Checkout Abandonment: Are you Tracking the Right Metric?
It takes a lot of resources to make an eCommerce business successful. Potential customers suddenly abandoning during the checkout process is not only disappointing, but costly in both time and money.
Following several studies, Baymard Institute found that the average cart abandonment rate is 69.57% regardless of industry.
Cart abandonment may be a more familiar term, although it’s critical to understand the difference and track both cart and checkout abandonment metrics.
Let’s look at the difference
Cart and checkout abandonment both involve customers leaving the shopping process after adding products to their cart.
There is a clear and important distinction between them, the stage at which they are in the ecommerce conversion funnel. Identifying when they drop off is a key factor. An abandoned checkout occurs when a shopper initiates the checkout process but does not complete it, as opposed to cart abandonment when items are added to the cart whilst browsing the site.
Understanding and appreciating this distinction impacts the strategies and actions needed to tackle any issues.
How To Calculate Checkout Abandonment Rate

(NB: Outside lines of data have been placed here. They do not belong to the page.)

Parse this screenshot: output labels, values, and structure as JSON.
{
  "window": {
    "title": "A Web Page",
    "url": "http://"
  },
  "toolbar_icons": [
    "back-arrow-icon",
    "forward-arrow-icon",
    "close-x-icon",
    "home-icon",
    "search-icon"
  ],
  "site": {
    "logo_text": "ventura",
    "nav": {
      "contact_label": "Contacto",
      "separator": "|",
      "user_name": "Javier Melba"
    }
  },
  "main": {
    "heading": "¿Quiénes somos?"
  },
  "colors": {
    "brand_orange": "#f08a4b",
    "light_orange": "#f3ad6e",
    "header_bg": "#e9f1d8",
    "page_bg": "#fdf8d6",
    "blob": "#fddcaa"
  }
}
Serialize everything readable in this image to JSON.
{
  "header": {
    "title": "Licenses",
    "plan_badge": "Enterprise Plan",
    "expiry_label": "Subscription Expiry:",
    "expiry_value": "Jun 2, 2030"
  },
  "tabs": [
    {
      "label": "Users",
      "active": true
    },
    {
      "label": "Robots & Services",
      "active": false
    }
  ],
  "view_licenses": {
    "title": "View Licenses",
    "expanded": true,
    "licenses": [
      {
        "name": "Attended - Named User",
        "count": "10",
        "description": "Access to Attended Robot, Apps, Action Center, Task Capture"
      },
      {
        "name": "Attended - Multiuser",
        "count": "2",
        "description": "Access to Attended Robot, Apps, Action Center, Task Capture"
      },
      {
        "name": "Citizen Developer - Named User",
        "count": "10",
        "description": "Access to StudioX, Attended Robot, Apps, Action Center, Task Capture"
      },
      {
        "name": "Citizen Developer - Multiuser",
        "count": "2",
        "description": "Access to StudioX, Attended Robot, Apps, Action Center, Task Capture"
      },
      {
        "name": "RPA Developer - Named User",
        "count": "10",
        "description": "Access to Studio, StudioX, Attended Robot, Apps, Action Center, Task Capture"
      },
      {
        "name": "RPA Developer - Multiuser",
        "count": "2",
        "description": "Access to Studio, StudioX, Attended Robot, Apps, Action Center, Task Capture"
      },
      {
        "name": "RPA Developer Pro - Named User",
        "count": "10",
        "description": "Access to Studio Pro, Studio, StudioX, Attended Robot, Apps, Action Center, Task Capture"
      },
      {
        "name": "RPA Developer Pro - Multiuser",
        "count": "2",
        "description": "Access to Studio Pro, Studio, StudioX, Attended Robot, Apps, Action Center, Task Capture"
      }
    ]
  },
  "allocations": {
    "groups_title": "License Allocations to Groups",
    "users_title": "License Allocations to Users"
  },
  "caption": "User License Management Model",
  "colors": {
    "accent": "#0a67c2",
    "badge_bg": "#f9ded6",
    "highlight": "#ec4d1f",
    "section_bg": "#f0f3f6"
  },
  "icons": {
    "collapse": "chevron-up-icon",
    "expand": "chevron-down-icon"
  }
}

To calculate your website checkout abandonment rate, divide your total number of completed transactions by your checkout initiations within a set timeframe. Then subtract that result from one and multiply the answer by 100.
Last month 2000 initiations and 750 successful transactions would be a checkout abandonment rate of 62.5%
(1-(750/2000)) x 100
Simplify the Checkout Process
There are a variety of ways to reduce checkout abandonment from abandonment trigger emails to discounts and offers, yet simplifying the checkout process is crucial in converting sales and providing great UX.
Reducing keystrokes is a priority, websites that predict address data based on the minimum possible keystrokes are less likely to be plagued by high abandonment rates. With address validation, you ensure that the information captured is accurate, reducing errors, mistypes, and costs associated with incorrect customer information.
Based on usability issues alone the Baymard Institute found that an average ecommerce website can increase conversion by 35.26% with simplified checkout design. Considering ecommerce sales total $378 billion across the US and Europe, that translates to an incredible increase of $260 billion additional sales from better checkout design alone.